That last sentence, of course, applies only to Turkey’s rich landowners and cruelly mocks the very people uttering it. Yet one of their number (Genco Erkal) is determined that not only will his beloved young son (Harun Yesilyurt) have a horse of his own but also an education. With money borrowed from their landlord, father and son head for Istanbul to try to earn enough to fulfill their dream.
“The Horse” has been compared to “The Bicycle Thief,” and there’s every reason to hope that it will become regarded as great a film as the De Sica Neo-Realist classic. It’s one of those instances in which passionate social consciousness inspires and informs a work of art instead of resulting in a heavy-handed message. Ozgenturk and his writer, Isil Ozgenturk, care so much about what happens to this father and son and are so sensitive to injustice that it would seem that the sheer intensity of their feelings allow them to proceed intuitively without a false step. Yet the Ozgenturks have also managed to maintain the detachment necessary for tragedy.
By the time father and son reach the end of their grueling odyssey, “The Horse” has embraced a rich symbolism and developed stunning hallucinatory sequences in a manner that seems effortless and natural. For all the hardships its heroes suffer, “The Horse” attains that quality of exaltation to be found in Shakespeare and the Greek classics.
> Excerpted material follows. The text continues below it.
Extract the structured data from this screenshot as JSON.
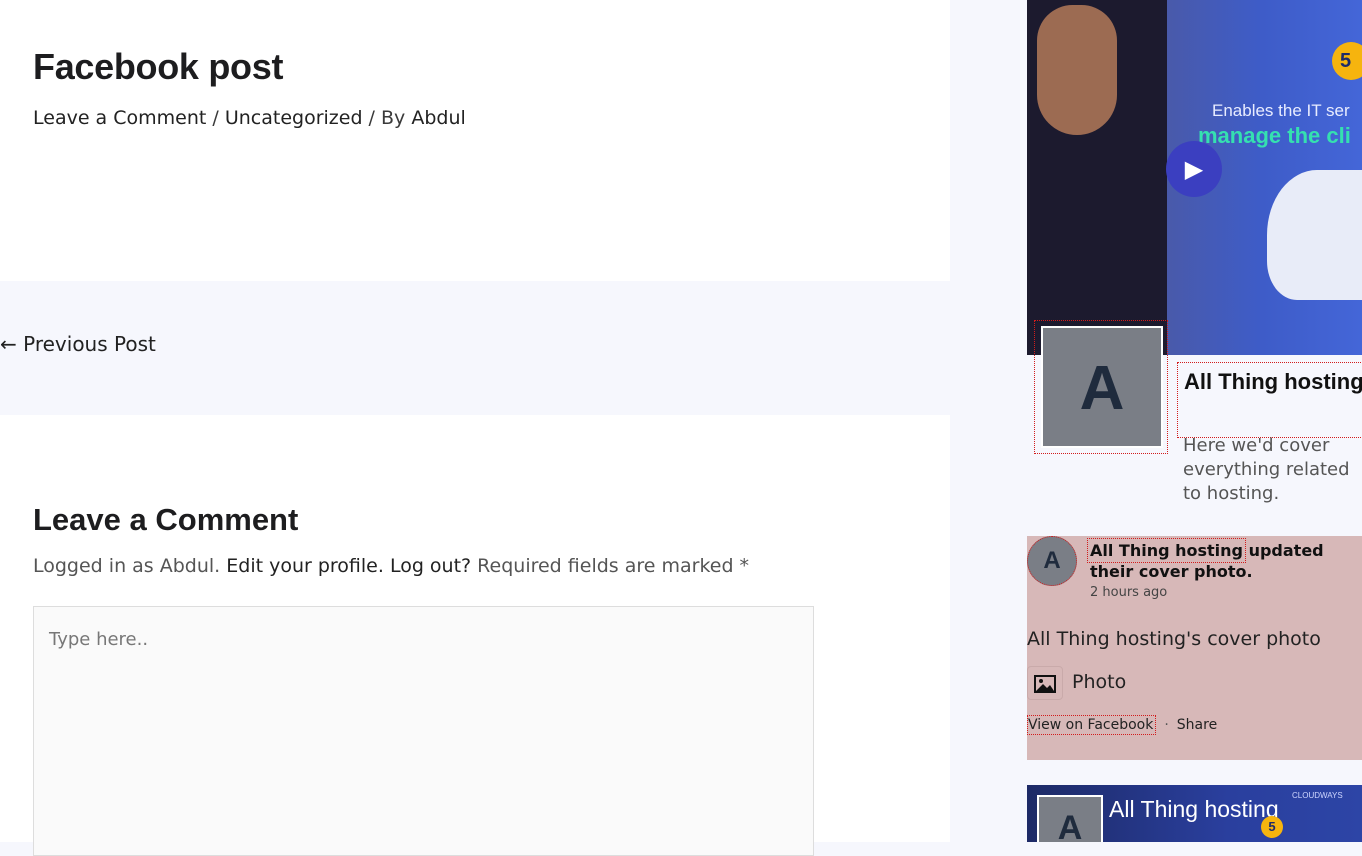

In Istanbul, ancient city of seedy grandeur, Erkal joins his uncle in the ranks of produce peddlers, pushing a cart over the city’s hilly, cobblestoned streets. The work is not only back-breaking but also illegal; at any moment the peddlers are in danger of having their carts confiscated. (These men can’t sell at the open-air market because they can’t afford the payoffs necessary to obtain space there.) At the same time Erkal commences the increasingly dispiriting task of grappling with the government bureaucracy in pursuit of aid for his son’s education. At one point Erkal learns he has to be dead for his son to be eligible for a scholarship; everything in this picture suggests that Turkey today is deliberately geared to oppressing the poor.
Despite such an unflattering view of conditions under Turkey’s current regime, a depiction that reportedly landed Ozgenturk in prison for undetermined charges in the course of filming, “The Horse” is too timeless, too universal to be only social protest. This film is also a joyous, even humorous, celebration of life and love in the face of circumstances that make happiness fleeting at best. It is a film that cheers a flock of birds in flight--and can focus relentlessly on a fat man, the buttons of his shirt bursting, as he eats his way through a large tray of baklava, which has been refused by the peddlers knowing the man is just waiting for them to die so he can sell their bodies for cadavers.
One suspects that the cast is largely nonprofessional, but their performances are truly towering, especially that of the wiry, woebegone Erkal, who is capable of the pathos of a Chaplin. This superb film, with its rich, ironic imagery and plaintive, keening score, ends as it begins with the glimpse of the landowner’s beautiful white horse, a symbol of hope--but also, at least for now, the unattainable.
Ozgenturk was an assistant for the long-imprisoned and finally exiled Yilmaz Guney, best known for that bleakest of masterpieces “Yol,” and considered Turkey’s greatest director. Playing with “The Horse” is Guney’s “The Wall” (both Times-rated Mature), which is set in Turkey but was shot in France in 1982, the first film Guney was able to direct since 1974. It is a beautifully crafted picture, in which a terrible prison becomes the symbol of present-day Turkey and which concentrates on the plight of some teen-age boys held there. As fine as it is, it really offers nothing new and therefore becomes a form of punishment. Tragically, Guney gained his freedom and resumed directing only to die of stomach cancer in September, 1984, at the age of 47.